We humans are pros at making excuses for just about anything, especially when we want to cover our weak spots or hide the dark corners of our hearts.
Years ago I spoke with a church leader who’d recently left his wife of 28 years. The deacons had already spent time with him, too. We all tried to encourage counseling and reconciliation—to no avail.
“I just need some personal space to sort things out,” he said. Minutes later he said, “I’m really struggling right now. As a matter of fact, I don’t even know if God exists anymore.”

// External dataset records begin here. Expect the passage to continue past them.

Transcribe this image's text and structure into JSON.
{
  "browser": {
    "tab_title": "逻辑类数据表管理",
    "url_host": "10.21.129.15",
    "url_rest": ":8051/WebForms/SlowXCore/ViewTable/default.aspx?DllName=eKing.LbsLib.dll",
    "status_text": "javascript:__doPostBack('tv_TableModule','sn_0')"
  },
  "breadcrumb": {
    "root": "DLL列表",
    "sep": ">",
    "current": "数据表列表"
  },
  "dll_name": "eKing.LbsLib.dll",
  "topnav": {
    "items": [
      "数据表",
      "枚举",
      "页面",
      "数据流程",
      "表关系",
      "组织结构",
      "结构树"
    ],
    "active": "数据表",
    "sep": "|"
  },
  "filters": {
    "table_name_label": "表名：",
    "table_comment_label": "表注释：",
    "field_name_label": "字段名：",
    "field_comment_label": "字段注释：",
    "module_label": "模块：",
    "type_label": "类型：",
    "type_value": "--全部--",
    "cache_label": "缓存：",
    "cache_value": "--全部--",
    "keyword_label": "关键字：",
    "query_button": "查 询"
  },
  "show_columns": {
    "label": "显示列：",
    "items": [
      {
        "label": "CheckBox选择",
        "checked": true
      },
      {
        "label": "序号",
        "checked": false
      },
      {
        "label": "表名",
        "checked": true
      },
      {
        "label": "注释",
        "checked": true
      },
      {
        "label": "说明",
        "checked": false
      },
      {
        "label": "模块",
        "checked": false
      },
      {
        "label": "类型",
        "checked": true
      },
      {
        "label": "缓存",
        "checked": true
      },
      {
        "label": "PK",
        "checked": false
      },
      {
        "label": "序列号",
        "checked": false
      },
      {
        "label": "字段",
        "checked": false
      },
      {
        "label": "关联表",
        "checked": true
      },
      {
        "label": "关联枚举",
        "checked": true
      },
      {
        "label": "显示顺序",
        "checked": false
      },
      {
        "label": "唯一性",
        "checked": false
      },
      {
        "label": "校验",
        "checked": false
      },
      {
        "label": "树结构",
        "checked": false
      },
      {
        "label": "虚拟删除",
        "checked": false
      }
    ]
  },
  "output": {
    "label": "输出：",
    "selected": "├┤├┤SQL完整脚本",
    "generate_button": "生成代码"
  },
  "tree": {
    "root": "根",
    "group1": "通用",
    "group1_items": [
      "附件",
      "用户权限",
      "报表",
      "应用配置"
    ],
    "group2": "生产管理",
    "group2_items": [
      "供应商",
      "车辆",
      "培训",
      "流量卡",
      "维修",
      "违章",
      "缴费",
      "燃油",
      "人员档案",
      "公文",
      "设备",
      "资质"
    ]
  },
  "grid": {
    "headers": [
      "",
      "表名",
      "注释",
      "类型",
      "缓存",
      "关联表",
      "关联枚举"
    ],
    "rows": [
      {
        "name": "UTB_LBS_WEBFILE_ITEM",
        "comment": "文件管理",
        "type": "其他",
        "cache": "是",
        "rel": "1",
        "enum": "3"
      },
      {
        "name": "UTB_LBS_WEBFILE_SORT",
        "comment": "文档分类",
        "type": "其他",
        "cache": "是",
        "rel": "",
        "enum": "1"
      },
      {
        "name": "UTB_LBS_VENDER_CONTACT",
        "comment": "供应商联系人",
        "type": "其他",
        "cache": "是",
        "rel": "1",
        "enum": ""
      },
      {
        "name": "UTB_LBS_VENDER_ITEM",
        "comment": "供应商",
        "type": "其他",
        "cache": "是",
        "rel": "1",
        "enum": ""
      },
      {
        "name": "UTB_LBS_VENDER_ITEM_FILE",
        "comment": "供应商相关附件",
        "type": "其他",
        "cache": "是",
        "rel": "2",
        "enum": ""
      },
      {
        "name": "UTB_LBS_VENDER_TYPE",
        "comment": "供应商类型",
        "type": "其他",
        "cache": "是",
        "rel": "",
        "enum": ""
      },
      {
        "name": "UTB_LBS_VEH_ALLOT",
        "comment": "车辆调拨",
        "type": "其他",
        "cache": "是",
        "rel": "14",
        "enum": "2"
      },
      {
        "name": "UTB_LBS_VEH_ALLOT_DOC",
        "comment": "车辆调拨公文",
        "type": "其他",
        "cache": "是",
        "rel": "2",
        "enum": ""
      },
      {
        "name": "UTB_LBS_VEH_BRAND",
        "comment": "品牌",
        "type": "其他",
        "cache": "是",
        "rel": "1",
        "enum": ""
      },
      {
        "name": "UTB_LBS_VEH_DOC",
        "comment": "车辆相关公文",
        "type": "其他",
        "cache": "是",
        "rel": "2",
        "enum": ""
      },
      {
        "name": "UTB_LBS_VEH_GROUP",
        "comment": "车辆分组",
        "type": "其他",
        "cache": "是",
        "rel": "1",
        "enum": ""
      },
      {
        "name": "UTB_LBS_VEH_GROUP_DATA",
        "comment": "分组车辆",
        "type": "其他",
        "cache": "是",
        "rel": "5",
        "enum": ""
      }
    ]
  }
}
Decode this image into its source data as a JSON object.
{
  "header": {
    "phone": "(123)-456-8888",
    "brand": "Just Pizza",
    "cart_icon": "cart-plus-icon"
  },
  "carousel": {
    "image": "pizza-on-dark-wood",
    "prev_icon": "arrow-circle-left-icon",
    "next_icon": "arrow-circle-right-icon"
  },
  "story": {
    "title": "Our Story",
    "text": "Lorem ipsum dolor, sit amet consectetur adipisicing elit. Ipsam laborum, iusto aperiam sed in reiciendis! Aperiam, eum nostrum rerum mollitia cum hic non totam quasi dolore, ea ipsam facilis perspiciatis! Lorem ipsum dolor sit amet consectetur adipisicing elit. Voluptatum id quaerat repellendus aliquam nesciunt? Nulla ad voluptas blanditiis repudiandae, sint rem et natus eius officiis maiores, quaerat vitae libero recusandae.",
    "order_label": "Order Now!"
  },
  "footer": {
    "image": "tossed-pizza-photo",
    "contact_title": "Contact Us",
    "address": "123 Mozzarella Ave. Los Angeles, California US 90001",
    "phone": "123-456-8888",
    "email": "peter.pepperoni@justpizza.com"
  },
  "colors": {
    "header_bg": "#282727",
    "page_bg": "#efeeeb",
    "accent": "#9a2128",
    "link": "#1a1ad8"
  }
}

The truth was—he’d been having an affair for five years. He needed personal space not to sort things out but to allow his girlfriend to spend the night. And he had to start doubting God’s existence so he could ease his guilty conscience. After all, if God didn’t exist then there would be no absolute truth and that meant he could do whatever he wanted to satisfy his own desires without breaking moral laws. Making excuses for sin rather than allowing God’s light to expose it caused this man to divorce his wife and shatter his family.
My friend made excuses for adultery, and it’s easy for me to use him as an example of what not to do. But what about me? How might I fall into the same trap of making excuses to justify sin?
Well, I could commit the sin of gluttony and then say, “I just couldn’t help myself. The buffet was endless, and everything tasted so good.”
I could commit the sin of gossip and say, “I’m only telling you these things as a matter of prayer.”
I could commit the sin of prayerlessness and say, “I don’t have time now. I’ll pray later.”
We can make excuses for just about anything, but Scripture tells us to stop. We’re hurting ourselves, and we’re grieving the Lord by our behaviour. Consider the psalmist’s prayer: “Search me, O God, and know my heart; test me and know my thoughts. Point out anything in me that offends you, and lead me along the path of everlasting life” (Psalm 139:23,24 NLT).
Do we truly crave intimacy with God? Do we really want His blessing? Then let’s pray as the psalmist did and invite the Lord to examine our hearts and rid them of anything that doesn’t honor Him.